Here’s a look at the life of Liz Truss, prime minister of the United Kingdom.
Birth date: July 26, 1975
Birth place: Oxford, England
Birth name: Mary Elizabeth Truss
Father: John Kenneth Truss, math professor
Mother: Priscilla (Grasby) Truss, nurse and teacher
Marriage: Hugh O’Leary (2000-present)
Children: Frances, Liberty
Education: Merton College, University of Oxford, B.A., 1993-1996
Youngest female cabinet minister in UK history.
Appointed the most ethnically diverse Cabinet in UK history.
Former president of the Oxford University Liberal Democrats.
Met her husband at the 1997 Conservative Party conference.
As a child, joined her parents at protests against nuclear weapons and Prime Minister Margaret Thatcher.
1994 – As a university student, Truss calls for abolishing the monarchy at a Liberal Democratic conference, “We do not believe people are born to rule.”
1996 – Truss joins the Conservative Party.
1996-2000 – Works for Shell, eventually becoming a commercial manager.
2000-2005 – Economic director at Cable & Wireless.
2006-2010 – Councillor in the London borough of Greenwich.
May 2006 – A Daily Mail article exposes an extramarital affair between Truss and MP Mark Field, who had been assigned to her as a political mentor. The affair is thought to have ended in June 2005.
2008-2010 – Deputy director of Reform, a think tank.
2009 – Truss is selected to be the Conservative MP candidate for South West Norfolk. After a demand by some local party members that she end her candidacy, citing her past affair with Field, Truss survives a vote and remains the candidate.
2010 – Elected MP for South West Norfolk.
2012 – Co-authors “Britannia Unchained: Global Lessons for Growth and Prosperity,” a book that describes the British people as ‘among the worst idlers in the world,’ who ‘are more interested in football and pop music’ than working hard.
September 2012-July 2014 – Parliamentary Undersecretary of State for Education and Childcare.
July 2014-July 2016 – Secretary of State for Environment, Food and Rural Affairs.
February 20, 2016 – In a Twitter post, Truss announces that she supports the “Remain” position on Brexit.
July 2016-June 2017 – Lord Chancellor and Secretary of State for Justice
June 2017 – Truss is demoted to chief secretary to the Treasury.
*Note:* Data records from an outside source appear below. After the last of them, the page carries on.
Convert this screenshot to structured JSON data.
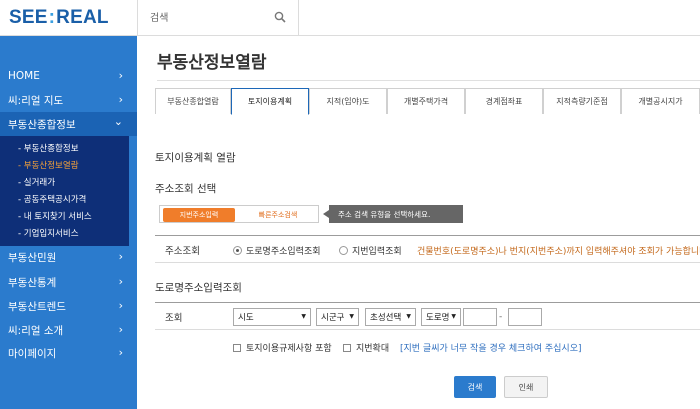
{
  "header": {
    "logo_left": "SEE",
    "logo_colon": ":",
    "logo_right": "REAL",
    "search_placeholder": "검색"
  },
  "sidebar": {
    "items": [
      {
        "label": "HOME",
        "chevron": "›"
      },
      {
        "label": "씨:리얼 지도",
        "chevron": "›"
      },
      {
        "label": "부동산종합정보",
        "chevron": "⌄"
      },
      {
        "label": "부동산민원",
        "chevron": "›"
      },
      {
        "label": "부동산통계",
        "chevron": "›"
      },
      {
        "label": "부동산트렌드",
        "chevron": "›"
      },
      {
        "label": "씨:리얼 소개",
        "chevron": "›"
      },
      {
        "label": "마이페이지",
        "chevron": "›"
      }
    ],
    "submenu": [
      "- 부동산종합정보",
      "- 부동산정보열람",
      "- 실거래가",
      "- 공동주택공시가격",
      "- 내 토지찾기 서비스",
      "- 기업입지서비스"
    ]
  },
  "main": {
    "title": "부동산정보열람",
    "tabs": [
      "부동산종합열람",
      "토지이용계획",
      "지적(임야)도",
      "개별주택가격",
      "경계점좌표",
      "지적측량기준점",
      "개별공시지가"
    ],
    "section_title": "토지이용계획 열람",
    "addr_section_title": "주소조회 선택",
    "toggle": {
      "on": "지번주소입력",
      "off": "빠른주소검색"
    },
    "tooltip": "주소 검색 유형을 선택하세요.",
    "addr_lookup": {
      "label": "주소조회",
      "radio1": "도로명주소입력조회",
      "radio2": "지번입력조회",
      "note": "건물번호(도로명주소)나 번지(지번주소)까지 입력해주셔야 조회가 가능합니다"
    },
    "road_section_title": "도로명주소입력조회",
    "lookup": {
      "label": "조회",
      "sido": "시도",
      "sigungu": "시군구",
      "choseong": "초성선택",
      "road": "도로명",
      "dash": "-"
    },
    "options": {
      "check1": "토지이용규제사항 포함",
      "check2": "지번확대",
      "hint": "[지번 글씨가 너무 작을 경우 체크하여 주십시오]"
    },
    "buttons": {
      "search": "검색",
      "print": "인쇄"
    }
  },
  "colors": {
    "sidebar": "#2b7bcd",
    "submenu": "#0e2f78",
    "accent_orange": "#f07d2a",
    "brand_blue": "#1a5fa8"
  }
}
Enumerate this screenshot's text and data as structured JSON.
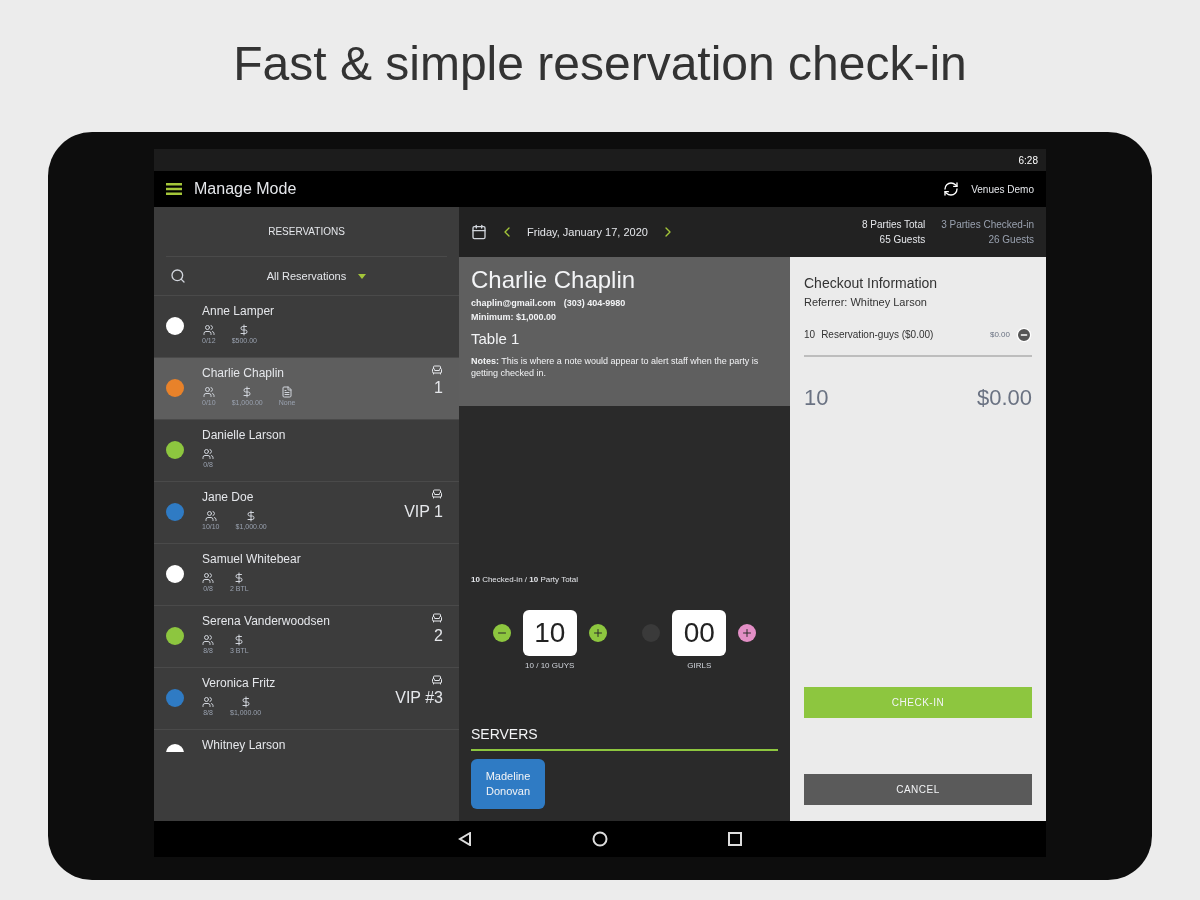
{
  "headline": "Fast & simple reservation check-in",
  "status_bar": {
    "time": "6:28"
  },
  "app_bar": {
    "title": "Manage Mode",
    "venue": "Venues Demo"
  },
  "sidebar": {
    "title": "RESERVATIONS",
    "filter": "All Reservations",
    "items": [
      {
        "name": "Anne Lamper",
        "color": "#ffffff",
        "selected": false,
        "stats": [
          {
            "kind": "guests",
            "text": "0/12"
          },
          {
            "kind": "min",
            "text": "$500.00"
          }
        ]
      },
      {
        "name": "Charlie Chaplin",
        "color": "#e8822a",
        "selected": true,
        "table": "1",
        "stats": [
          {
            "kind": "guests",
            "text": "0/10"
          },
          {
            "kind": "min",
            "text": "$1,000.00"
          },
          {
            "kind": "notes",
            "text": "None"
          }
        ]
      },
      {
        "name": "Danielle Larson",
        "color": "#8dc63f",
        "selected": false,
        "stats": [
          {
            "kind": "guests",
            "text": "0/8"
          }
        ]
      },
      {
        "name": "Jane Doe",
        "color": "#2f7bc4",
        "selected": false,
        "table": "VIP 1",
        "stats": [
          {
            "kind": "guests",
            "text": "10/10"
          },
          {
            "kind": "min",
            "text": "$1,000.00"
          }
        ]
      },
      {
        "name": "Samuel Whitebear",
        "color": "#ffffff",
        "selected": false,
        "stats": [
          {
            "kind": "guests",
            "text": "0/8"
          },
          {
            "kind": "min",
            "text": "2 BTL"
          }
        ]
      },
      {
        "name": "Serena Vanderwoodsen",
        "color": "#8dc63f",
        "selected": false,
        "table": "2",
        "stats": [
          {
            "kind": "guests",
            "text": "8/8"
          },
          {
            "kind": "min",
            "text": "3 BTL"
          }
        ]
      },
      {
        "name": "Veronica Fritz",
        "color": "#2f7bc4",
        "selected": false,
        "table": "VIP #3",
        "stats": [
          {
            "kind": "guests",
            "text": "8/8"
          },
          {
            "kind": "min",
            "text": "$1,000.00"
          }
        ]
      },
      {
        "name": "Whitney Larson",
        "color": "#ffffff",
        "selected": false
      }
    ]
  },
  "date_nav": {
    "date": "Friday, January 17, 2020"
  },
  "totals": [
    {
      "parties": "8 Parties Total",
      "guests": "65 Guests",
      "dim": false
    },
    {
      "parties": "3 Parties Checked-in",
      "guests": "26 Guests",
      "dim": true
    }
  ],
  "detail": {
    "name": "Charlie Chaplin",
    "email": "chaplin@gmail.com",
    "phone": "(303) 404-9980",
    "minimum": "Minimum: $1,000.00",
    "table": "Table 1",
    "notes": "**Notes:** This is where a note would appear to alert staff when the party is getting checked in."
  },
  "checked_in": "**10** Checked-in / **10** Party Total",
  "counters": [
    {
      "value": "10",
      "label": "10 / 10 GUYS",
      "minus_disabled": false,
      "color": "#8dc63f"
    },
    {
      "value": "00",
      "label": "GIRLS",
      "minus_disabled": true,
      "color": "#e38fc6"
    }
  ],
  "servers": {
    "title": "SERVERS",
    "names": [
      "Madeline Donovan"
    ]
  },
  "checkout": {
    "title": "Checkout Information",
    "referrer": "Referrer: Whitney Larson",
    "lines": [
      {
        "qty": "10",
        "desc": "Reservation-guys ($0.00)",
        "price": "$0.00"
      }
    ],
    "total_qty": "10",
    "total": "$0.00",
    "buttons": [
      {
        "kind": "primary",
        "label": "CHECK-IN"
      },
      {
        "kind": "secondary",
        "label": "CANCEL"
      }
    ]
  }
}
She serves in the position until July 2019.
October 11, 2017 – Truss tells BBC2 she would now vote to leave the European Union if the Brexit referendum were to be held again, “I have changed my mind….I believed that there would be major economic problems. Those haven’t come to pass and I have also seen the opportunities.”
July 2019-September 2021 – Secretary of State for International Trade and President of the Board of Trade
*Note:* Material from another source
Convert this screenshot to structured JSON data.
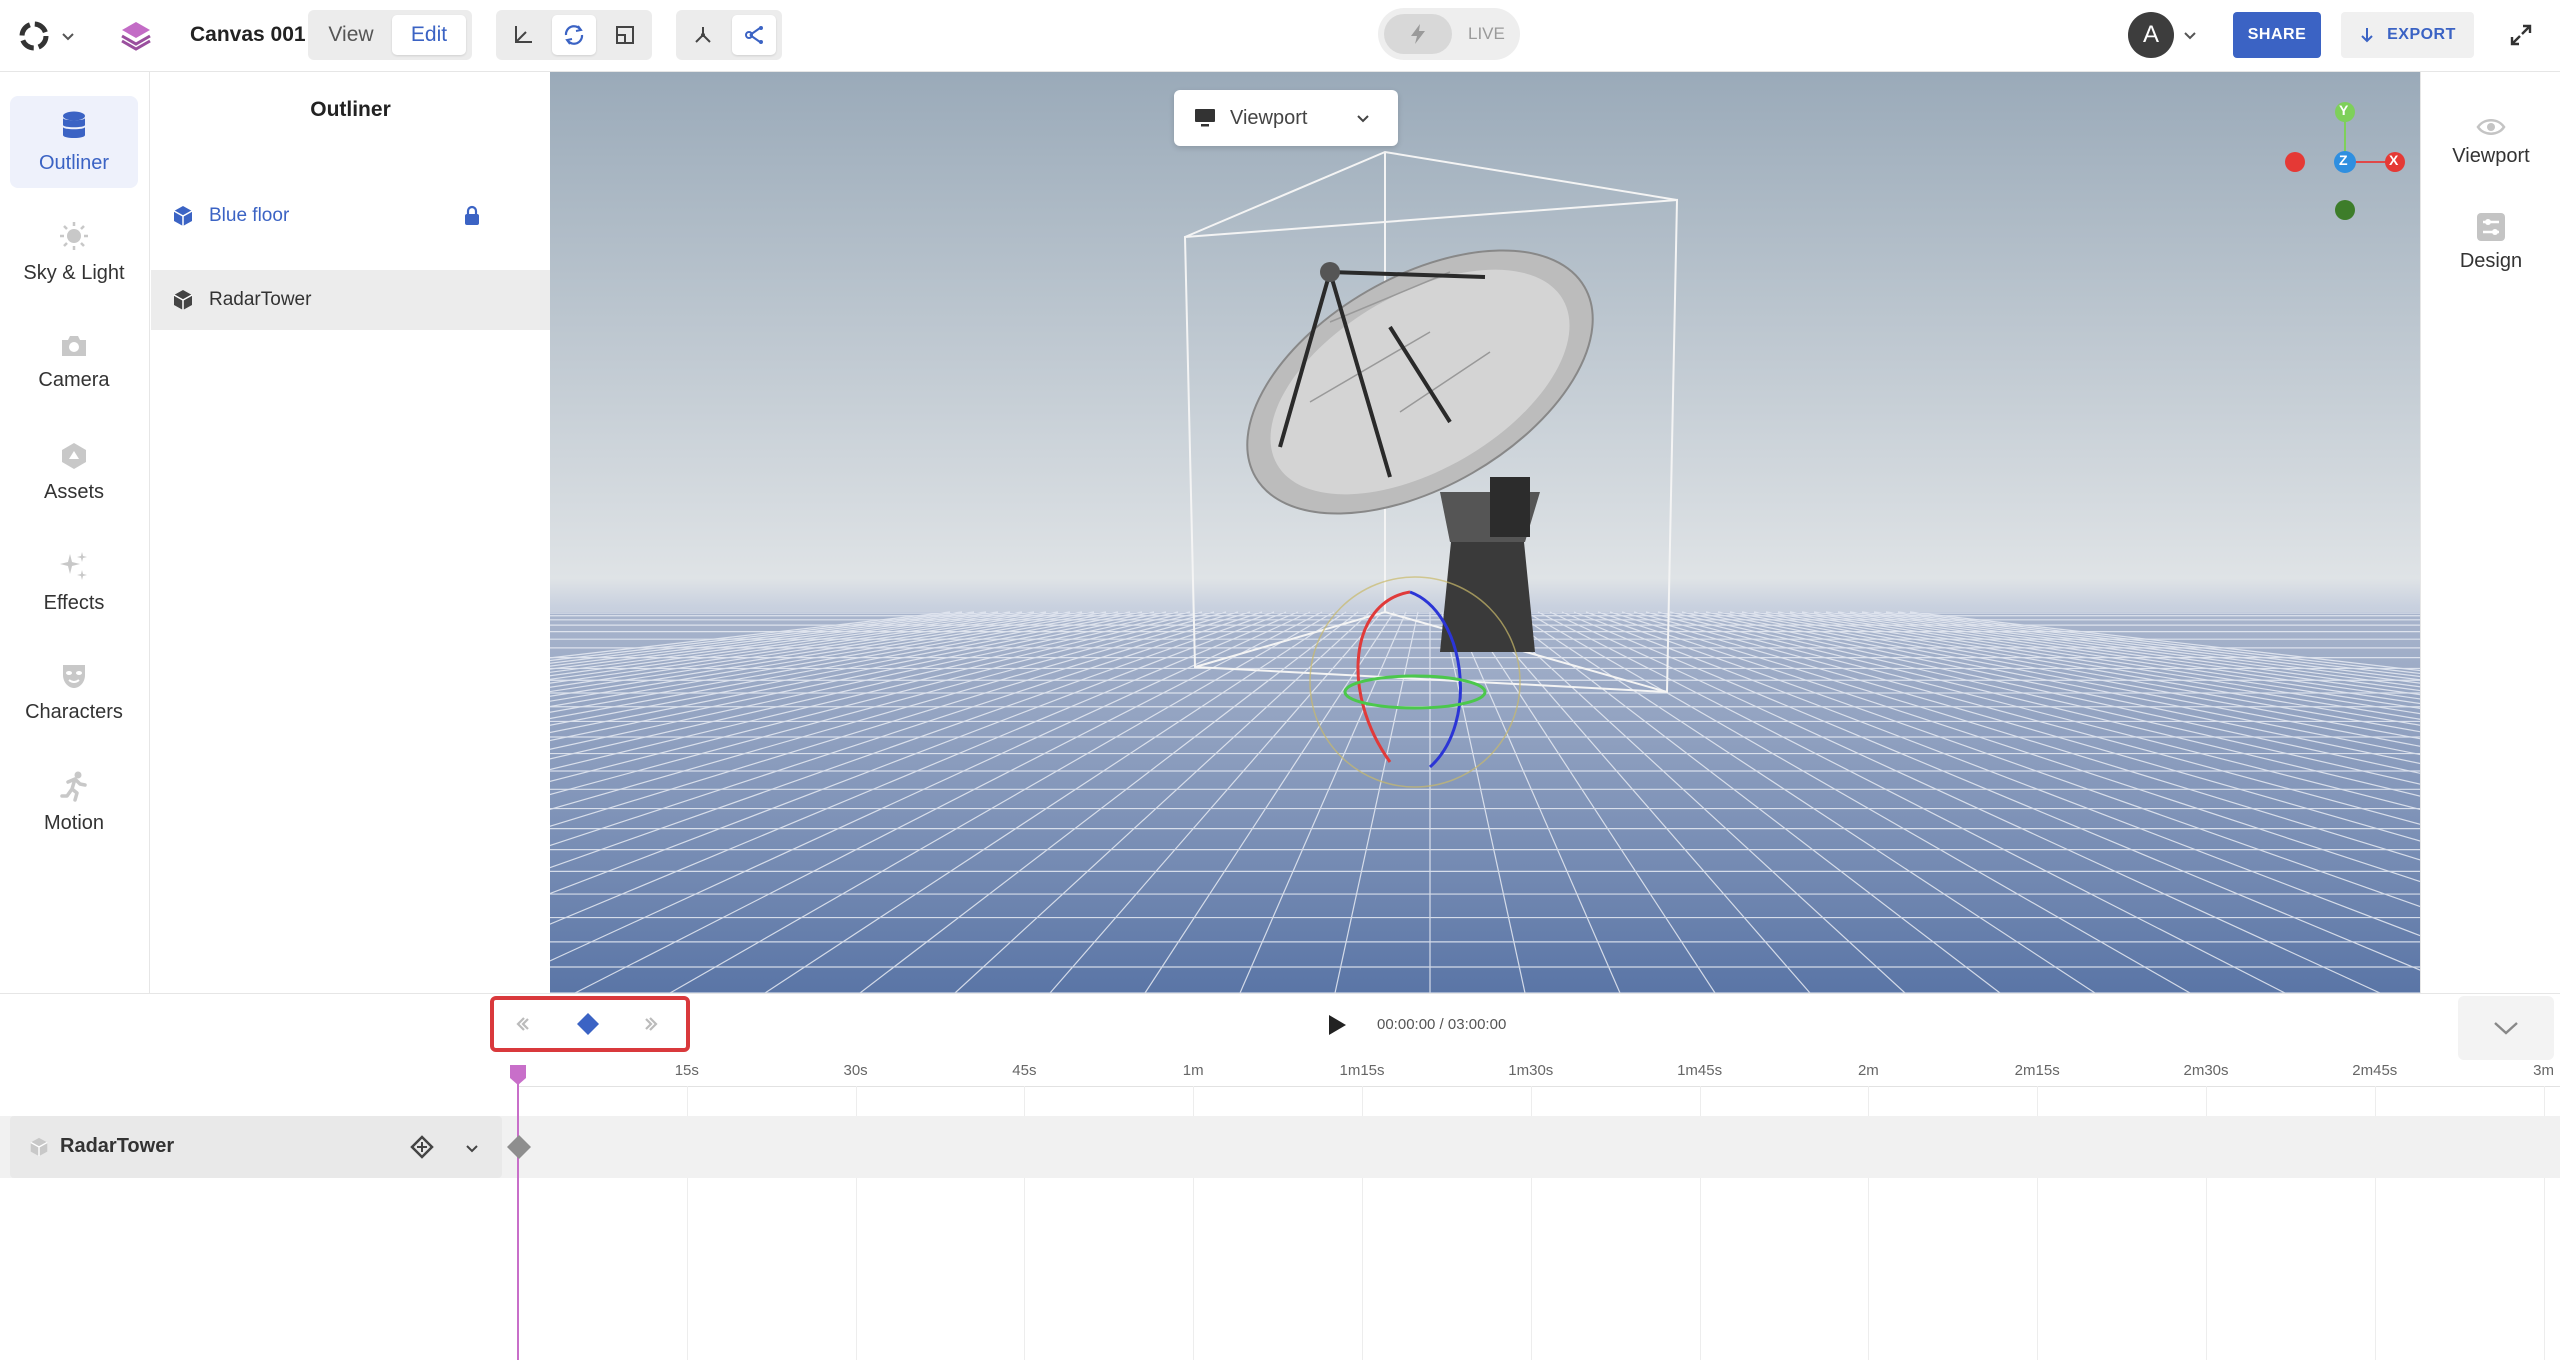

September 2019 – Is appointed minister for women and equalities.
December 2019 – Is appointed chief post-Brexit negotiator with the EU, tasked with settling the Northern Ireland protocol.
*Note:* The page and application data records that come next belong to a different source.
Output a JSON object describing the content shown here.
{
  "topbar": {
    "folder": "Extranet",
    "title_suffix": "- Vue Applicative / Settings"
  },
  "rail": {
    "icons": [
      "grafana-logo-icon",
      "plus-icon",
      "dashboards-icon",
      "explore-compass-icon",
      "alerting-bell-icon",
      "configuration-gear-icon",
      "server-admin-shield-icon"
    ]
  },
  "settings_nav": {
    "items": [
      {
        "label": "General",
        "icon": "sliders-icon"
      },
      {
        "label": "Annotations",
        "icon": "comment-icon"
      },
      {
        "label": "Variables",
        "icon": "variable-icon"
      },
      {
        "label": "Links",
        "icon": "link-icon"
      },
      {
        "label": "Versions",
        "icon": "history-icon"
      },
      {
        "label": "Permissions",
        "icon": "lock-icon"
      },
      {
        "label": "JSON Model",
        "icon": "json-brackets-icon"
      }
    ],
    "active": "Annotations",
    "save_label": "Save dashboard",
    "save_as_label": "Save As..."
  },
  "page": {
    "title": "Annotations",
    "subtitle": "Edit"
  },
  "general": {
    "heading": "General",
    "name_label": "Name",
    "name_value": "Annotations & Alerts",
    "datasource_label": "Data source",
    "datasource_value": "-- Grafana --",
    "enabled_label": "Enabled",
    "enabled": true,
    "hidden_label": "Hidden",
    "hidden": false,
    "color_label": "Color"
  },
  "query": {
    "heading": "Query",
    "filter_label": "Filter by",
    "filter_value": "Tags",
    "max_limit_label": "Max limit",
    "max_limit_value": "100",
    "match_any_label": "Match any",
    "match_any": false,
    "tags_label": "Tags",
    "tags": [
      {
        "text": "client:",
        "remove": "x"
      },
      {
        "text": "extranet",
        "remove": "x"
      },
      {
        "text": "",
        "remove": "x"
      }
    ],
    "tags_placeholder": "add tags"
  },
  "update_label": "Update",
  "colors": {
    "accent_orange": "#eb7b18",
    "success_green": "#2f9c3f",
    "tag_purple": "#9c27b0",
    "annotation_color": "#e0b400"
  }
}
September 15, 2021 – Is appointed foreign secretary.
May 17, 2022 – In a statement delivered to the House of Commons, Truss announces she will introduce legislation to make changes to the Northern Ireland Protocol, a portion of Britain’s withdrawal agreement from the EU.
September 5, 2022 – Is elected leader of the Conservative Party. In her victory speech, Truss promises a “bold plan” to cut taxes and build economic growth.
September 20-21, 2022 – In her first foreign trip as prime minister, Truss meets with foreign leaders at the United Nations General Assembly, including US President Joe Biden and French President Emmanuel Macron.
September 23, 2022 – Truss’ government announces sweeping tax cuts which would wipe £45 billion ($50 billion) off government revenues over the next five years, representing the largest cuts in 50 years.
October 3, 2022 – Truss cancels her plan to slash the top rate of income tax, after a rebellion among lawmakers and a week of financial and economic turmoil.
October 14, 2022 – Truss says she is scrapping plans to reverse a rise in business taxes, a move that will save £18 billion ($20 billion), after a revolt by investors and members of her own Conservative Party worried about the impact of soaring government borrowing at a time of decades-high inflation. Truss also fires finance minister Kwasi Kwarteng.
October 20, 2022 – Truss announces her intention to resign just six weeks into her term after a growing number of her own Conservative Party’s lawmakers say they cannot support her any longer. She will remain prime minister until her successor is chosen.